About the Author

Joan Larkin is the 2011 recipient of the Academy of American Poets Fellowship. She has also received the Poetry Society of America's 2011 Shelley Memorial Award. Poet Rigoberto González is co-recipient of the award. She has also received the Publishing Triangle's 2008 Audre Lorde Award for Lesbian Poetry, for her book My Body: New and Selected Poems. In addition, Joan Larkin has received the Lambda Literary Award for poetry twice, in 1988 (for Gay and Lesbian Poetry in Our Time, with Carl Morse) and in 1997 (for Cold River). In the 1970s, she co-founded the independent small press Out & Out Books and co-edited the anthologies Amazon Poetry and Lesbian Poetry (with Elly Bulkin). Her anthology of coming out stories, A Woman Like That, was nominated for a Publishing Triangle award and a Lambda Literary Award for nonfiction in 2000. She served as poetry editor for the first three years of the queer literary journal Bloom. She is co-editor, with David Bergman, of the Living Out autobiography series at the University of Wisconsin Press.
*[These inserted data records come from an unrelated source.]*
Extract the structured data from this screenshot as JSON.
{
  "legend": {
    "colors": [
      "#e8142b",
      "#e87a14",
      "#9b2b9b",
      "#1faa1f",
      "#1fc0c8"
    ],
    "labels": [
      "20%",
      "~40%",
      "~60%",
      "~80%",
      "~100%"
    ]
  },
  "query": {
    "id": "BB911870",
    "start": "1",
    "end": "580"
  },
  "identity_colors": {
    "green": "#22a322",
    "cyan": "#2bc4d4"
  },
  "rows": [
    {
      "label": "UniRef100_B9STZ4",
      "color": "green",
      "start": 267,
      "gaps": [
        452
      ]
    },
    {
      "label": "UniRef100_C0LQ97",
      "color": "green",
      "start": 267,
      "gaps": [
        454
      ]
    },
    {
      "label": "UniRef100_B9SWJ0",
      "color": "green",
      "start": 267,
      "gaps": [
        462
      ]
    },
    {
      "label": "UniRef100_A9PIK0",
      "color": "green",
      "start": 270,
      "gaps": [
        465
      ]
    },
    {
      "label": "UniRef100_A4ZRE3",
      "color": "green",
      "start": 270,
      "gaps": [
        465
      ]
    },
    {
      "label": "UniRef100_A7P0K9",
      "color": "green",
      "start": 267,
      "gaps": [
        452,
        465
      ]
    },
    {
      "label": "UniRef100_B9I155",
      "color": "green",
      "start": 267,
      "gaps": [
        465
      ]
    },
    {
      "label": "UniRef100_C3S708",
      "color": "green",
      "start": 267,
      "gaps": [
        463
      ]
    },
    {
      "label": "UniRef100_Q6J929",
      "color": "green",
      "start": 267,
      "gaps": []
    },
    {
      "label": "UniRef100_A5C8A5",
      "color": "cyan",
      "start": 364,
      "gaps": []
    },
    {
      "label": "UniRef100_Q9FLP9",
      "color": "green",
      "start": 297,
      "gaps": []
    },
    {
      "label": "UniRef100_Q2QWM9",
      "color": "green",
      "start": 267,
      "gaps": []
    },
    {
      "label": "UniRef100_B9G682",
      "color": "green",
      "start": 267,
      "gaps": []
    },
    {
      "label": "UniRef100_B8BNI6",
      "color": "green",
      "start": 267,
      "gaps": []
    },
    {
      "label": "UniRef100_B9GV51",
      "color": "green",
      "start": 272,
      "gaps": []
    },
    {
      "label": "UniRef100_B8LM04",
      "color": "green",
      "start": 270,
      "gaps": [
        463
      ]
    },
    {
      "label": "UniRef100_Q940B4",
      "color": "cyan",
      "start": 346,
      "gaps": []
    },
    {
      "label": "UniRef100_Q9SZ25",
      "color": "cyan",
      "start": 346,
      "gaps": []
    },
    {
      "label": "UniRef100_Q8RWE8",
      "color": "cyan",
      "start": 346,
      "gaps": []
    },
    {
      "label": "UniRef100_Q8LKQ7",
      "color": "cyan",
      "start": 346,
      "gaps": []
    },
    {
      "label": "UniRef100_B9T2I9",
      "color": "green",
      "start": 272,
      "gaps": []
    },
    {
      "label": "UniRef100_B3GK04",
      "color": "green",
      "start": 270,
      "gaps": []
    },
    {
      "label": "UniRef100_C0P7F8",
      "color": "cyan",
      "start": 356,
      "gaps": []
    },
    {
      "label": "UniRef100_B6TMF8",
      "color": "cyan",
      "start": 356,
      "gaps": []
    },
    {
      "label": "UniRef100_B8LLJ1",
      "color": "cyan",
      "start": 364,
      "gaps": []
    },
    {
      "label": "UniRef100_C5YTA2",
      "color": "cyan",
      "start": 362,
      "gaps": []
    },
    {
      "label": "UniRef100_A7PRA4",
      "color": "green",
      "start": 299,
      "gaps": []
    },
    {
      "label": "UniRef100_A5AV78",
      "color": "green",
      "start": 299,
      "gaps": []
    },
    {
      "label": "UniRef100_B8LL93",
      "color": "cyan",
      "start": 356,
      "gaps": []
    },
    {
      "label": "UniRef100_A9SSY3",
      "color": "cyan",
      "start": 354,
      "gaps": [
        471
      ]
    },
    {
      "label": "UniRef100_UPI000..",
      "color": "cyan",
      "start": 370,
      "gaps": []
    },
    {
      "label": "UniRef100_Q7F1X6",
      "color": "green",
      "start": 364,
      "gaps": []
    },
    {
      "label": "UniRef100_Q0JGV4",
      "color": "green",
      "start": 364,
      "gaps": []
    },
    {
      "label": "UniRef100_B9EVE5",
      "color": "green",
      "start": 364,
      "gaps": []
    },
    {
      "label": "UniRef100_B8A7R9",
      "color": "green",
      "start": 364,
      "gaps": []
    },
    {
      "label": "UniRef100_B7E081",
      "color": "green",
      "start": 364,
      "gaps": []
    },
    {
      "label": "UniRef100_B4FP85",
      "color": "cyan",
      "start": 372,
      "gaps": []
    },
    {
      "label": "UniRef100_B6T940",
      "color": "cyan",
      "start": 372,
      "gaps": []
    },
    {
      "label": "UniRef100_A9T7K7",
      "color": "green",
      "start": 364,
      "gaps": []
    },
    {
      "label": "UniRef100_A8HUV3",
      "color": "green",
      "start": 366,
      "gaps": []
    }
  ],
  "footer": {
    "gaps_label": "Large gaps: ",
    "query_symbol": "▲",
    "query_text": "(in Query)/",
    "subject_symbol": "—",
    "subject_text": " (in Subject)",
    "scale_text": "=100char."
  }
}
In addition to Larkin's Lambda Literary Awards, her awards include fellowships in poetry and playwriting from the Massachusetts Cultural CouncilNew York Foundation for the Arts, and the National Endowment for the Arts.